The Facts

The facts of the case can be briefly summarised as follows:
In 2005, a researcher for a (then) MSP for the Green Party, Michael Collie, made a request of the CSA under the 2002 Act seeking details of all recorded incidents of leukaemia in children in the age range 0 -14 from 1990 to 2003 for the Dumfries and Galloway postal area, broken down by census ward.  It is thought that the researcher was looking for evidence of leukaemia clusters around MoD facilities at Dundrennan.
The CSA is a special health board in Scotland which collects statistical information from other health boards. The CSA refused to provide the information sought on the basis that the disclosure of the information requested would carry a significant risk that the children concerned would be identifiable since the numbers of children involved (when broken down by ward area) were so low that anyone receiving the information might be able to work out that a particular child who they knew to be ill has leukaemia.

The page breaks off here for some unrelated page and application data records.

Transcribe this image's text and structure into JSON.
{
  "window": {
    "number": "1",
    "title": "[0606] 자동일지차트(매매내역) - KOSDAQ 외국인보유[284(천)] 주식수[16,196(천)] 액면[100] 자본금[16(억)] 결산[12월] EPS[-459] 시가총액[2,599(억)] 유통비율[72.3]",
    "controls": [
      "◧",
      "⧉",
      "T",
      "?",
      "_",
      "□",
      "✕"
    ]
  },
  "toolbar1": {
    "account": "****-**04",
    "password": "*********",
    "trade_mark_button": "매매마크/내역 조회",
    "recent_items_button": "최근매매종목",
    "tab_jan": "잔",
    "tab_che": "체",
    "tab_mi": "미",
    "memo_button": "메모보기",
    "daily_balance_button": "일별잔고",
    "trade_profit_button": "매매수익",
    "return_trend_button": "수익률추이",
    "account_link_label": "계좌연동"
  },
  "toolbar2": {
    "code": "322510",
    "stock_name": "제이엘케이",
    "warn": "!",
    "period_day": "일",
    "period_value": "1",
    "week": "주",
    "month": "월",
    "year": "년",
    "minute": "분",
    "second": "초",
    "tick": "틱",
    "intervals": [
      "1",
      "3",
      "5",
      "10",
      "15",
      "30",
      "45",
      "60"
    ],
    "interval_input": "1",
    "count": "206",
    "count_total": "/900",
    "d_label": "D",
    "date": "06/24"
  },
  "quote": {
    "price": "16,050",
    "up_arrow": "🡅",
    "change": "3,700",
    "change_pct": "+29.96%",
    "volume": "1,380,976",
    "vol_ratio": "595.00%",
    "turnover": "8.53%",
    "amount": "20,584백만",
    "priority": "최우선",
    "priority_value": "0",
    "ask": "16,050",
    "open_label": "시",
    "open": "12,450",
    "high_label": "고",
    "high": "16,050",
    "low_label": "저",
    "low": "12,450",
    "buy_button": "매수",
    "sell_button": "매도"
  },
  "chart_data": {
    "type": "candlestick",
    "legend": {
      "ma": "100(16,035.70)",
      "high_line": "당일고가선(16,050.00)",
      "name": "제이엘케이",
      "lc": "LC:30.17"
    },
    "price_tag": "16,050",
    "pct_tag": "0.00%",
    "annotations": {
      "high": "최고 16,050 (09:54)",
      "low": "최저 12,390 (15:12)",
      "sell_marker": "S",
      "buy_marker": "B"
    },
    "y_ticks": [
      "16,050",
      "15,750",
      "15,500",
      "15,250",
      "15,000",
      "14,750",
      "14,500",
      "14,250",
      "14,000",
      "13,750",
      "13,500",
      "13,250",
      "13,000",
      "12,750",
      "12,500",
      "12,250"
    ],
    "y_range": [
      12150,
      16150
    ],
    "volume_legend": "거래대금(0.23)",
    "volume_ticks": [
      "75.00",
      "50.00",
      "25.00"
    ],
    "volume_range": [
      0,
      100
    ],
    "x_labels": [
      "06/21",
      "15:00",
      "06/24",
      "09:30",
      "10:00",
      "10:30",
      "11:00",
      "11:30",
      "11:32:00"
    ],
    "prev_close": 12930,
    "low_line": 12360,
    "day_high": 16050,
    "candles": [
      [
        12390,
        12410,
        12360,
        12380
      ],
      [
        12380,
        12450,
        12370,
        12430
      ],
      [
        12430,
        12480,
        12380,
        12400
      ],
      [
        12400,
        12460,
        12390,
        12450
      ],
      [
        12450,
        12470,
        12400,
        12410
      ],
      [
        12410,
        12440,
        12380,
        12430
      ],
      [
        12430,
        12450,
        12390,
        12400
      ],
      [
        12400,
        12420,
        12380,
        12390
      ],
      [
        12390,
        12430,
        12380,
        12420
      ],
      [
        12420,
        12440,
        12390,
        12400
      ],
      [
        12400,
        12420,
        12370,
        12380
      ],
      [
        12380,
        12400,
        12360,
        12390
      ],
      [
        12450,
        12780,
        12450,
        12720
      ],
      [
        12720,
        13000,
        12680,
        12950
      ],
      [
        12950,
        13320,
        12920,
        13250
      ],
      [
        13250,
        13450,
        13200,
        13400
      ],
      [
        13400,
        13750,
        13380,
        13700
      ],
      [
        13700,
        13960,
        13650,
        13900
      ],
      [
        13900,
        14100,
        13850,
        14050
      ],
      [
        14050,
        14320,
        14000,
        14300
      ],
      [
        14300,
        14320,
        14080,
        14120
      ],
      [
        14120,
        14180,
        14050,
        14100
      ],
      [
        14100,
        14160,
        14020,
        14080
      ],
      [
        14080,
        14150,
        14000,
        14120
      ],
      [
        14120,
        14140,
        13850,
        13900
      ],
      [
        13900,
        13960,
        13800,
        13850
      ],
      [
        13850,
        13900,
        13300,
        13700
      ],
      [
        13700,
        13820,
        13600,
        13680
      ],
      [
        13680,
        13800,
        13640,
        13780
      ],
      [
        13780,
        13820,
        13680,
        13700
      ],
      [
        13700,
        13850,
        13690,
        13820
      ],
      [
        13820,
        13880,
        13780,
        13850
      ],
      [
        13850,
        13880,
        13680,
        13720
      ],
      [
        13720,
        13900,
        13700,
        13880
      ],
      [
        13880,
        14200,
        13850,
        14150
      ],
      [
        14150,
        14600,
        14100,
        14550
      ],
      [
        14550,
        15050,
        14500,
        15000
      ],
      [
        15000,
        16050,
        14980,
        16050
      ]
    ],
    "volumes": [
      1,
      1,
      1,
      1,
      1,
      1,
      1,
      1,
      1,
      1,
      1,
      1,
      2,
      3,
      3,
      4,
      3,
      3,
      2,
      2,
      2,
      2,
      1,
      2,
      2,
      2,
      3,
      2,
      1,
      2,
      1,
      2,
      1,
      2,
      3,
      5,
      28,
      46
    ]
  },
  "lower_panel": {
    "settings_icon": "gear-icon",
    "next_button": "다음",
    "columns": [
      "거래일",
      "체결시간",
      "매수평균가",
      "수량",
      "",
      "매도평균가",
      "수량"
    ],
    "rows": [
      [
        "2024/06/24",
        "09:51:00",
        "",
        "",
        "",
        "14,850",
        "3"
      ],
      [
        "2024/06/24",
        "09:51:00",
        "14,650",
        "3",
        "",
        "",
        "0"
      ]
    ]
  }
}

The case was remitted to the Scottish Information Commissioner who found that the CSA had not complied with its obligations under the 2002 Act.  Whilst accepting that the information requested in its raw form could not be released without infringing the privacy rights of the children concerned, the Commissioner considered that the information could have been safeguarded by a statistical process for randomising small numbers known as “barnardisation” which would mask the raw information in order to prevent identification of the individual children concerned.
The CSA appealed the Commissioner’s decision to the Inner House of the Court of Session in Edinburgh which upheld the Commissioner’s decision.  The hearing before the House of Lords was as a result of the CSA’s appeal against the Inner House’s decision.  Their lordships reserved their decision and it is expected it will be delivered in the next few months.

SCL is grateful to Brodies LLP, who have acted for the Scottish Information Commissioner throughout and who supplied the release on which this item is based.